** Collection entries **

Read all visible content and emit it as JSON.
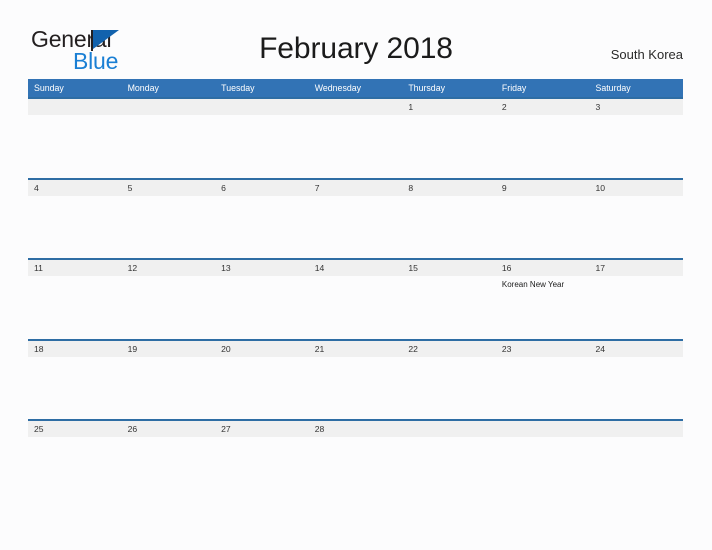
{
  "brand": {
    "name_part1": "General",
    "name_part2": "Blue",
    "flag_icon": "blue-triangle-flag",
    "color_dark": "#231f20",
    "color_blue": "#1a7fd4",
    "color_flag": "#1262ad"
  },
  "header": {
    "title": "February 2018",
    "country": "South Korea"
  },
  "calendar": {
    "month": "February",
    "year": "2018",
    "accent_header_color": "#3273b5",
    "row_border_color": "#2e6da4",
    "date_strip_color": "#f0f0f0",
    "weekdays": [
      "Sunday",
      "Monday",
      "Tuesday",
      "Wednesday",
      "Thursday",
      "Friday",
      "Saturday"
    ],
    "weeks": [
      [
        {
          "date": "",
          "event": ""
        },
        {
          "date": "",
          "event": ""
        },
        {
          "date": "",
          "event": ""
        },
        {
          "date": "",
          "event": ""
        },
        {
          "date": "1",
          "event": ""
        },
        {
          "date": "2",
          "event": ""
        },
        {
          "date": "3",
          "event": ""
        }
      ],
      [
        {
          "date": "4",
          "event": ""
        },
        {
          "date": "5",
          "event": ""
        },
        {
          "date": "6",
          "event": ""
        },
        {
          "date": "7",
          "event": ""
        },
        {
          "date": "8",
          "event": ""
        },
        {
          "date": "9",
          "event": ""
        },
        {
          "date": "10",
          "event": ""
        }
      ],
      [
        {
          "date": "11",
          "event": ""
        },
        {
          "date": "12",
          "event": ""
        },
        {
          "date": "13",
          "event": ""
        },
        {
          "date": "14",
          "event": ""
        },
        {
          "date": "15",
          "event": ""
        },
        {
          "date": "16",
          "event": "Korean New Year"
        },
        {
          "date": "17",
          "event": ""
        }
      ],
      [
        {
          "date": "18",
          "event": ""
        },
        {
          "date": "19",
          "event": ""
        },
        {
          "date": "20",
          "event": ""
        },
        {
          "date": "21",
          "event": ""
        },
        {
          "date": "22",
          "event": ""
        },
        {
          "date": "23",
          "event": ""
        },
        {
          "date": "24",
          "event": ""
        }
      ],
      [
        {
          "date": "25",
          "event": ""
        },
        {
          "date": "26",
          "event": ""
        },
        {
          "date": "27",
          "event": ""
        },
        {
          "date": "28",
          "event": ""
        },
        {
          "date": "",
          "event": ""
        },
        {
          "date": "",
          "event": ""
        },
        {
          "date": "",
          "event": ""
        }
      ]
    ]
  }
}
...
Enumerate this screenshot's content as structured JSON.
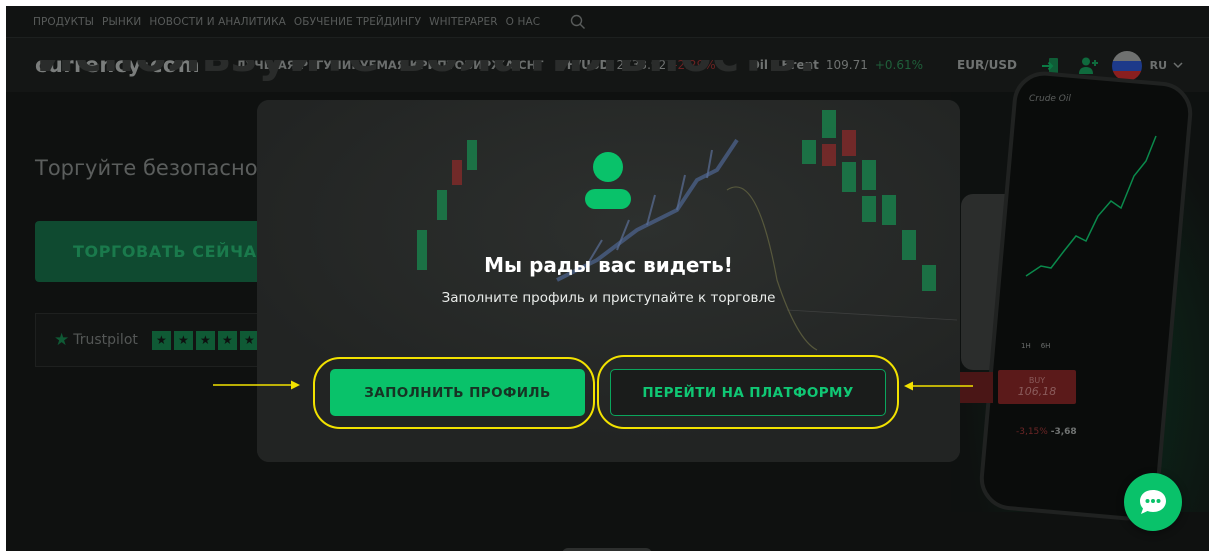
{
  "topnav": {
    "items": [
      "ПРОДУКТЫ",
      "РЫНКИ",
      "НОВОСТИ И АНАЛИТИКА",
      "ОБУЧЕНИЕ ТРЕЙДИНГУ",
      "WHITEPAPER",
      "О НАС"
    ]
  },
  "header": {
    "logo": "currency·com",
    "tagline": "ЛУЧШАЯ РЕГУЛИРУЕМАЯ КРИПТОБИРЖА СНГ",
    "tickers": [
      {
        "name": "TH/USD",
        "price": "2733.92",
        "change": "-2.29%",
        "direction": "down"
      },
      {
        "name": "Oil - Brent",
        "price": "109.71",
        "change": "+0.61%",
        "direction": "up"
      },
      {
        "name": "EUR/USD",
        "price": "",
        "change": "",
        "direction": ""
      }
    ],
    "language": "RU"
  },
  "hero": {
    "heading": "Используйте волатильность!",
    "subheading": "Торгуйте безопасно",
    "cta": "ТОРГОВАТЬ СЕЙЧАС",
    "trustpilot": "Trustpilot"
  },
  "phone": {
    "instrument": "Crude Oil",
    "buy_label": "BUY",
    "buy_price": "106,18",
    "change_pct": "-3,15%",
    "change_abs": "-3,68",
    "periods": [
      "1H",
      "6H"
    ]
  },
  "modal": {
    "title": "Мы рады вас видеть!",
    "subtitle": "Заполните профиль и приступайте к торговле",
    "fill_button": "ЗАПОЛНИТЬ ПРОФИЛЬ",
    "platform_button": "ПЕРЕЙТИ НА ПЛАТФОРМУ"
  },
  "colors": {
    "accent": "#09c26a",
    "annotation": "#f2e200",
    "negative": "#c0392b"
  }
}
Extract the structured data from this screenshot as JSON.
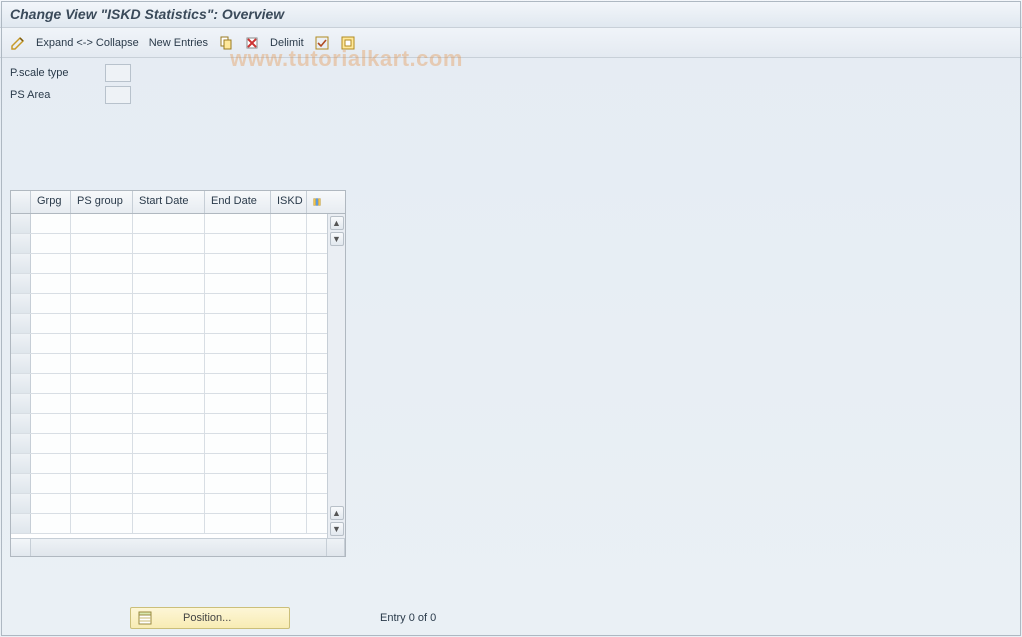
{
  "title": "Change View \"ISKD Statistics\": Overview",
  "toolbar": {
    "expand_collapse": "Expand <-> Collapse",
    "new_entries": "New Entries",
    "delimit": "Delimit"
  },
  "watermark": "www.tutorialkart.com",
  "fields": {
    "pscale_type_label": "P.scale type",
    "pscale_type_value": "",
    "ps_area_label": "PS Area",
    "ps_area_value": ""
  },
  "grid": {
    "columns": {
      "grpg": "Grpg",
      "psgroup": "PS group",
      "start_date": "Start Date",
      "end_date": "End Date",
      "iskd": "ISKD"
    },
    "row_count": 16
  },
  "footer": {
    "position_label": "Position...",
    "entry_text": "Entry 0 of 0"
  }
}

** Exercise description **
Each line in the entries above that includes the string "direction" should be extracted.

** Solution **
        "direction": "down"
        "direction": "up"
        "direction": ""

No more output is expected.